▶ **Problem statement**:
Your answer is a copy of every line in the records where "icon" appears.

======== Dataset content

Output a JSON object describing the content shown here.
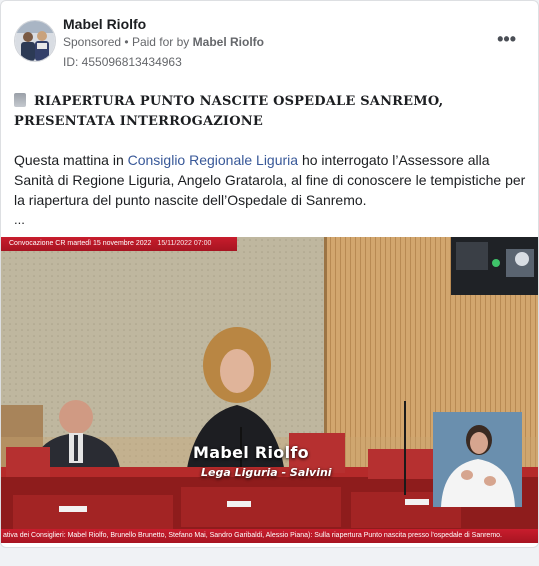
{
  "post": {
    "author": "Mabel Riolfo",
    "sponsored_label": "Sponsored",
    "separator": "•",
    "paid_for_prefix": "Paid for by",
    "paid_for_name": "Mabel Riolfo",
    "ad_id": "ID: 455096813434963",
    "more_icon": "more-horizontal-icon",
    "more_label": "•••"
  },
  "content": {
    "headline_icon": "document-icon",
    "headline": "RIAPERTURA PUNTO NASCITE OSPEDALE SANREMO, PRESENTATA INTERROGAZIONE",
    "body_pre": "Questa mattina in ",
    "body_link": "Consiglio Regionale Liguria",
    "body_post": " ho interrogato l’Assessore alla Sanità di Regione Liguria, Angelo Gratarola, al fine di conoscere le tempistiche per la riapertura del punto nascite dell’Ospedale di Sanremo.",
    "ellipsis": "..."
  },
  "video": {
    "ticker_top": "Convocazione CR martedì 15 novembre 2022",
    "ticker_top_date": "15/11/2022 07:00",
    "lower_third_name": "Mabel Riolfo",
    "lower_third_sub": "Lega Liguria - Salvini",
    "ticker_bottom": "ativa dei Consiglieri: Mabel Riolfo, Brunello Brunetto, Stefano Mai, Sandro Garibaldi, Alessio Piana): Sulla riapertura Punto nascita presso l'ospedale di Sanremo.",
    "colors": {
      "ticker_red": "#c81d2d",
      "wood": "#cfa26b",
      "wall": "#bdb49b"
    }
  }
}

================

▶ **Answer space**:
    "more_icon": "more-horizontal-icon",
    "headline_icon": "document-icon",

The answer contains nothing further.